● WORK INSTRUCTION
What is the count of lines in the records that include "caption"? Reply with that number alone.

===============

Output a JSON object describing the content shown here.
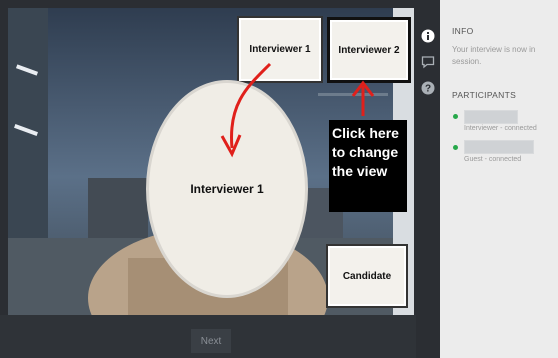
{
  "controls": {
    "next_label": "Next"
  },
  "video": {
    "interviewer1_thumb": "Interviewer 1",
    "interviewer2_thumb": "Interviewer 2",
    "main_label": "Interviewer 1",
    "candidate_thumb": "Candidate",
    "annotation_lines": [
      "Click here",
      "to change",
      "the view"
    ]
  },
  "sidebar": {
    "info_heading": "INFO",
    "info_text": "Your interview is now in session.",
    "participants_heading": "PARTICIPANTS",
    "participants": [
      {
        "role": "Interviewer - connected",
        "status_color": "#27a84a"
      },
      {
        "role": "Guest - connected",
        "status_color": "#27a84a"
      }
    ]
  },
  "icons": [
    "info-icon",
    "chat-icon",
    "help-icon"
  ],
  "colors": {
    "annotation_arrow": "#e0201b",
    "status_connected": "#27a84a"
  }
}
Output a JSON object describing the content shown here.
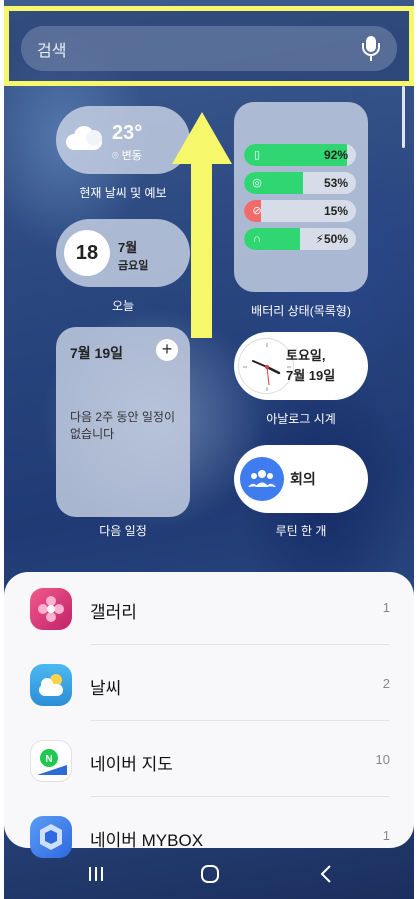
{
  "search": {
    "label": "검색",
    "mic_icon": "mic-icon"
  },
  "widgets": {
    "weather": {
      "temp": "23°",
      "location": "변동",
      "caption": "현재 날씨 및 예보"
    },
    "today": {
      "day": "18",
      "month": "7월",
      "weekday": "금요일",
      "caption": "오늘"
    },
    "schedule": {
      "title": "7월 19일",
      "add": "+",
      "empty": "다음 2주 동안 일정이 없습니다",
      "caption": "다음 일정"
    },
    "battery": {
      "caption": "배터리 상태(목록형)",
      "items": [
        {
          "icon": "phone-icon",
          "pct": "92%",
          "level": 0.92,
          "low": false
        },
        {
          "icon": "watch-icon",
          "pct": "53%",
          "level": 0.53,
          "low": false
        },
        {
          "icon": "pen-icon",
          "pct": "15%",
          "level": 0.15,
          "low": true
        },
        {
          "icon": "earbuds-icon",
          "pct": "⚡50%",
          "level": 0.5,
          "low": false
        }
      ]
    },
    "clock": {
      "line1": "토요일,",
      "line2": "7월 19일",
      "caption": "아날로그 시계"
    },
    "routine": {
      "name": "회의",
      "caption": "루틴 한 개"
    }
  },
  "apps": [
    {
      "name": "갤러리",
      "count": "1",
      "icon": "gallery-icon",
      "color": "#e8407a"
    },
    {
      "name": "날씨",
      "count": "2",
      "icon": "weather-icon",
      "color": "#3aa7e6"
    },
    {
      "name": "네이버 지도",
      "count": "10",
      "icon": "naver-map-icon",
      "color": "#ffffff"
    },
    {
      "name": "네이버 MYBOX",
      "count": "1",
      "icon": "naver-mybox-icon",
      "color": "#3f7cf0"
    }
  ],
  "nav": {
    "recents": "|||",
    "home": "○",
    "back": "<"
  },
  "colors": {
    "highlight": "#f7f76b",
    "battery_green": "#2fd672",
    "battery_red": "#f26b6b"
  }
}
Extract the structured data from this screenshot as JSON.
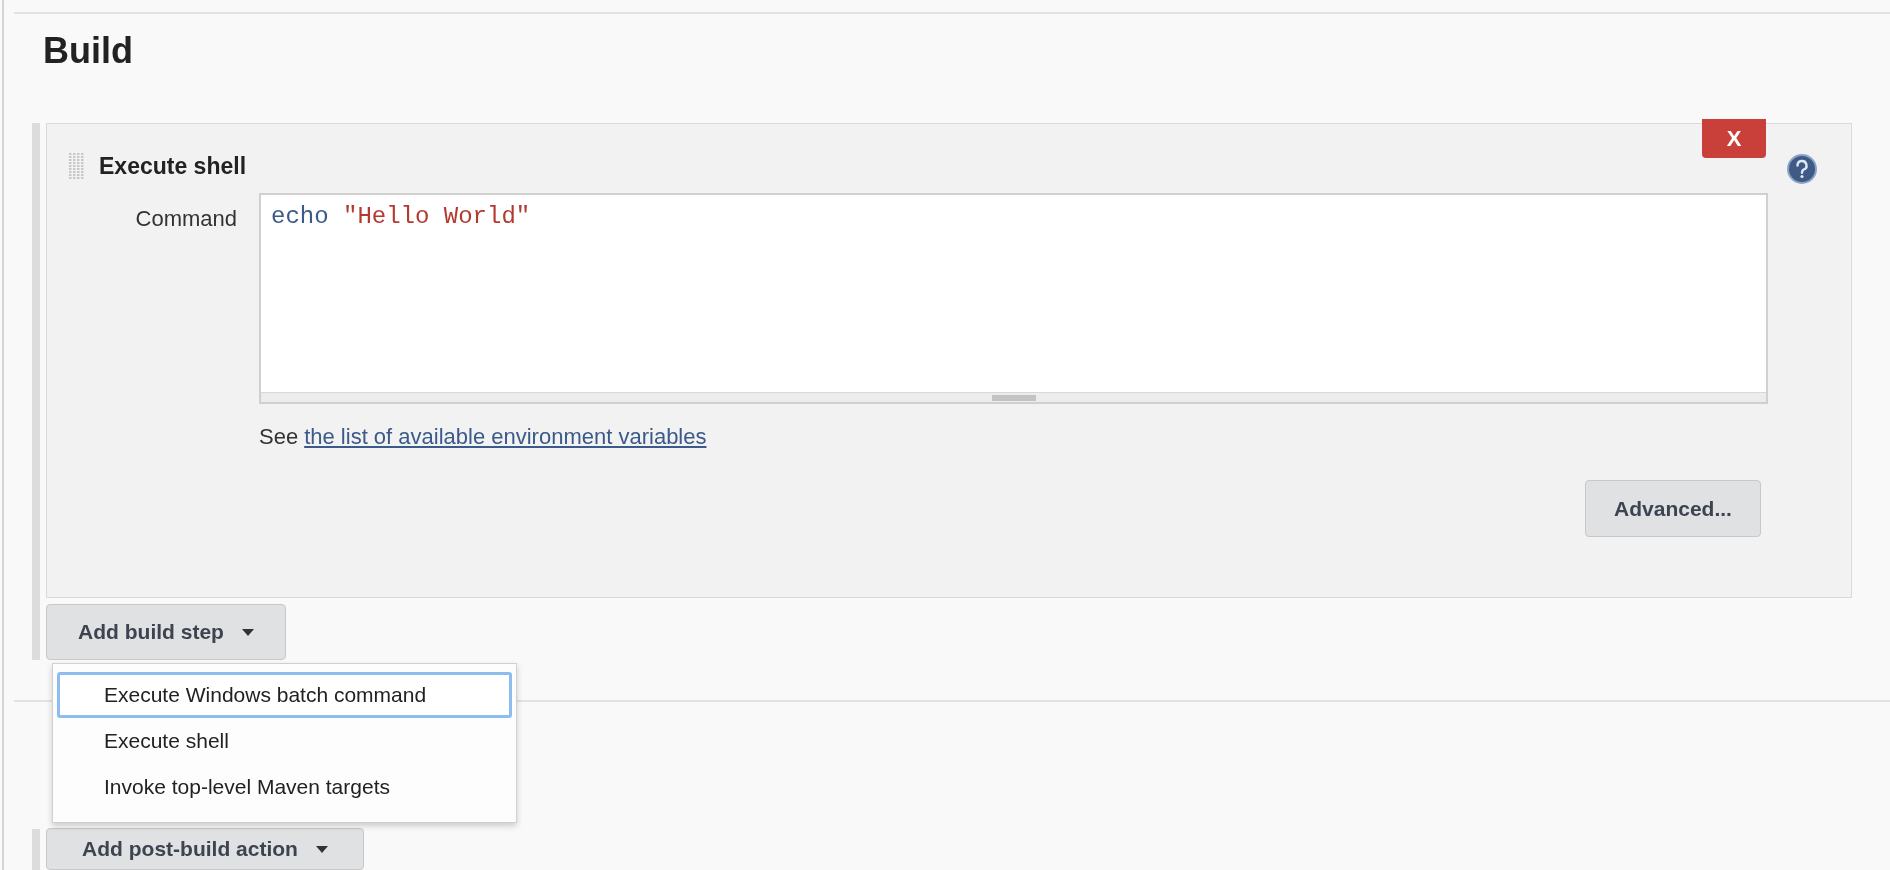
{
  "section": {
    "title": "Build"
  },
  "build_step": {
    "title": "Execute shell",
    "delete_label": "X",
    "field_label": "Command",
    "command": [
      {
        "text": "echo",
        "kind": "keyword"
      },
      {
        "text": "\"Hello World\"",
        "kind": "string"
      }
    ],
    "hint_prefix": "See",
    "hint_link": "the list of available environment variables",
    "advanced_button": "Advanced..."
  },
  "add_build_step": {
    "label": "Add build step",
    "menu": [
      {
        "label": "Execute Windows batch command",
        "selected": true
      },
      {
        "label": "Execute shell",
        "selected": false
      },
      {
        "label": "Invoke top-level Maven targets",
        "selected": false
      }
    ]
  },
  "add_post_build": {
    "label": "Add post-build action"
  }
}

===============

● RESPONSE TO THIS EXERCISE
6